Are the circuits about to fail here too? We also need to ask, just why does the United States have such an insatiable demand for drugs?

CIA wanted to seize drug cartel money, White House blocked it


The US government despite blusterings to the contrary is intent on insuring the flow of drugs continues from Mexico, along with  billions of  dollars of dirty money. As for Rule of Law, well, I guess that’s just for the little people. All that drug cartel money flowing into our financial is just too juicy to ignore. And if thousands get tortured to death each year because of it. oh well.  Keeping the banksters happy is the most important goal.

“Anxious to counterattack, the CIA proposed electronically emptying the bank accounts of drug kingpins, but was turned down by the Treasury Department and the White House, which feared unleashing chaos in the banking system.”

This happened under Bush. Obama is no better. Geithner has pointblank said big banks will not be criminally prosecuted for the very same reason, because it would hurt and upset all the corrupt banks and hedge funds.

Scholars Stage comments on the above quote:
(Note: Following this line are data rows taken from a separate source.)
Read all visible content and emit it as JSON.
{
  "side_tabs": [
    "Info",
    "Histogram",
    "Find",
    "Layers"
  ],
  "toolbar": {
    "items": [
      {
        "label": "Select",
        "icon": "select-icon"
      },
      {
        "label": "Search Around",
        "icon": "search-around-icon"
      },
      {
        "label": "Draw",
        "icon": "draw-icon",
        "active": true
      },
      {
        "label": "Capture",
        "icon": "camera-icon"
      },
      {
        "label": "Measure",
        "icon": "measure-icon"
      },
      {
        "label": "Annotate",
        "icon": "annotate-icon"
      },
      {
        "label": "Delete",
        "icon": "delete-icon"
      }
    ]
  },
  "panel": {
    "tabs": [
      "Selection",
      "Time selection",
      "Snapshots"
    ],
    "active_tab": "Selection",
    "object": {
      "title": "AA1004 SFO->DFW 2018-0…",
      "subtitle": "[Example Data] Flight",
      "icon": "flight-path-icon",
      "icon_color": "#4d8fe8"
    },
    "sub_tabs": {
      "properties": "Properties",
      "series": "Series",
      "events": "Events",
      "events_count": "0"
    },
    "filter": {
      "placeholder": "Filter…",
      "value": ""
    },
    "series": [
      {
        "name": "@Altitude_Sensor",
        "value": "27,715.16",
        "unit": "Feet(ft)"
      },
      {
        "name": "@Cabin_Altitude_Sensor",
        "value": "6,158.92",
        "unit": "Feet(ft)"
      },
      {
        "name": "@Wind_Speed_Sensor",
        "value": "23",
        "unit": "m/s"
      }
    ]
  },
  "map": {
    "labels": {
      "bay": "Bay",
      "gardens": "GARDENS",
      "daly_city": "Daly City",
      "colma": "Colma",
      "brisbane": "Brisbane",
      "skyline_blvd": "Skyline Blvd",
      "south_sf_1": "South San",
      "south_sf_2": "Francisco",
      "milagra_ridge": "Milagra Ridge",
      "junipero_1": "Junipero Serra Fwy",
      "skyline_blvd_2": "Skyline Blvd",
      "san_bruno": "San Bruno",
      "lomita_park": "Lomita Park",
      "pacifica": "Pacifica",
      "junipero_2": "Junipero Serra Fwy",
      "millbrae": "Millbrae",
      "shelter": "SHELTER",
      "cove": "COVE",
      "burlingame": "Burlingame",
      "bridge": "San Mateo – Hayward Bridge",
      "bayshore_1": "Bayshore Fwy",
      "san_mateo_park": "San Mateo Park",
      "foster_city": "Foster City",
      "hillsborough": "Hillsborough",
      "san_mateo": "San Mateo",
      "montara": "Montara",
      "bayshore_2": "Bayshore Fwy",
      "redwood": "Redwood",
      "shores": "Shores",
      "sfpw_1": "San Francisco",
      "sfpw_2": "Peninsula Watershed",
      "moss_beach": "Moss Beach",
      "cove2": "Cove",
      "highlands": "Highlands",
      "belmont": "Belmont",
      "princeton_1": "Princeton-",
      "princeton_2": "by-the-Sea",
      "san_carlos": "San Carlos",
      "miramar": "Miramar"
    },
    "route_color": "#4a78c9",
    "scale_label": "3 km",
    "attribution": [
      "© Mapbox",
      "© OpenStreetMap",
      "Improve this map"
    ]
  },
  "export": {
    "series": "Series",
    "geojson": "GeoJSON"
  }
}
This one sentence betrays Washington’s distorted foreign policy priorities. The CIA proposal had several clear benefits: drug lords forced to pull their investments would have less incentive to stay in the game, cartels would be robbed of operating funds, and most importantly of all, the proposal could be implemented with minimal American involvement. [2] There would be no need for more boots on the ground. The drawbacks were also clear: folks on Wall Street would lose money. The White House took Wall Street’s side in the debate, and favored a policy designed to kill or capture the “high value targets” whose bank accounts were not to be touched.

There is only one word that explains this and that is “corruption.”

Drug cartels are in thousands of US cities. How can this be? Hmm

Drug cartel penetration in the US. Click to view larger
Drug cartel penetration in the US. Click to view larger

Follow the money. Major US banks have been caught laundering money from drug cartels and received slap on the wrist fines and no criminal prosecutions. If that happened in Mexico, we’d call it corruption, wouldn’t we? There are plenty of dedicated law enforcement officials working hard to stop the cartels but the fix is in at the highest level.

If the US government really wanted to stop drug cartels expanding into the US it would crack down hard on money laundering by big banks and file criminal charges against those responsible. Put a few dozen of them in prison after seizing their assets and I’m guessing the banks would clean up fast. But they know they have Get Out of Jail Free cards.

“While Chicago is 1,500 miles from Mexico, the Sinaloa drug cartel is so deeply embedded in the city that local and federal law enforcement are forced to operate as if they are on the border,” Jack Riley, the head of the Drug Enforcement Administration’s Chicago office, told CNN.